Aerospace Human Factors Research
CAMI’s Aerospace Human Factors Research Division conducts field and laboratory research supporting the performance of front-line aviation personnel, including pilots, air traffic controllers, aviation maintainers, dispatchers, avionics (technical operations) technicians, flight attendants, and ramp workers, with the goal of improving operational efficiency and safety. Aerospace Human Factors research program domains are:
Integrating new and advanced information processing technologies, displays, systems, and operational concepts into the aviation environment can improve safety, access, efficiency, and throughput dramatically. This integration may reduce infrastructure and life cycle costs. Empirical research answers critical questions about these factors and informs the development of new policy, safety standards, and approval criteria.
Human operators in the airspace system have biophysical capabilities and limitations that affect task performance. Research identifies minimum human performance standards and informs equipment design, including inherent capabilities and performance filters, psycho-physiological minima, and viable mitigations or accommodations.
Examining and considering the human performance impacts of system design and automation is critical for optimizing aerospace system operations while maintaining our standards for aviation safety. Optimizing the relationship between humans and technology requires focus on a complex set of factors, including the system design, task automation, and the procedures involved.
A variety of aviation occupations exist to keep the aerospace system safe and efficient. Optimizing the aviation workforce is critical to the sustainability of a safe aerospace system over time and through workforce changes. Assessing technical training methods and technologies used for training technical operations technicians, air traffic controllers, aviation maintainers, and pilots with clear measurable performance criteria is key to understanding successful approaches.
Assessing the success of inter- and intra-organizational initiatives allows researchers to identify the factors that influence goal achievement, determine the effectiveness of the initiatives, and recommend changes to improve organizational effectiveness.
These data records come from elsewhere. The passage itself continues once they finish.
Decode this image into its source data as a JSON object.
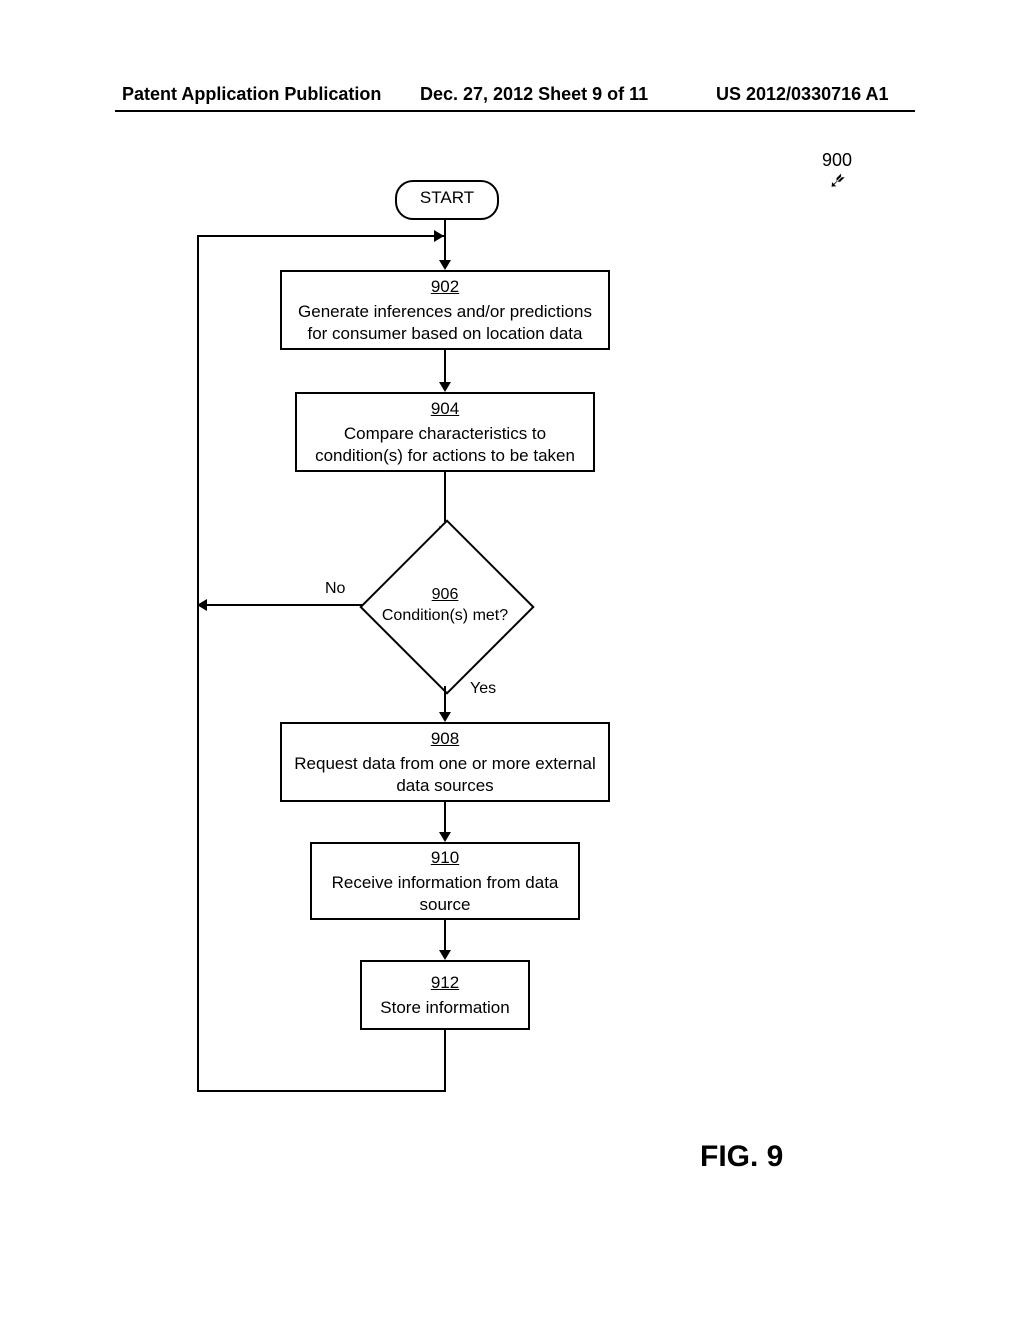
{
  "header": {
    "left": "Patent Application Publication",
    "mid": "Dec. 27, 2012  Sheet 9 of 11",
    "right": "US 2012/0330716 A1"
  },
  "figure": {
    "ref": "900",
    "label": "FIG. 9"
  },
  "flow": {
    "start": "START",
    "b902": {
      "num": "902",
      "text": "Generate inferences and/or predictions for consumer based on location data"
    },
    "b904": {
      "num": "904",
      "text": "Compare characteristics to condition(s) for actions to be taken"
    },
    "d906": {
      "num": "906",
      "text": "Condition(s) met?"
    },
    "b908": {
      "num": "908",
      "text": "Request data from one or more external data sources"
    },
    "b910": {
      "num": "910",
      "text": "Receive information from data source"
    },
    "b912": {
      "num": "912",
      "text": "Store information"
    },
    "labels": {
      "no": "No",
      "yes": "Yes"
    }
  }
}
Evaluation of safety culture, risk perception, and adherence within high reliability organizations provide stakeholders with critical information identifying gaps in communication, performance improvement, and cultural health.
This research is accomplished within two research laboratories, the Flight Deck Human Factors Research Laboratory and the NAS Human Factors Safety Research Laboratory.
- Aerospace Human Factors Research Division Brochure
- Contact the Division Manager about Aerospace Human Factors Research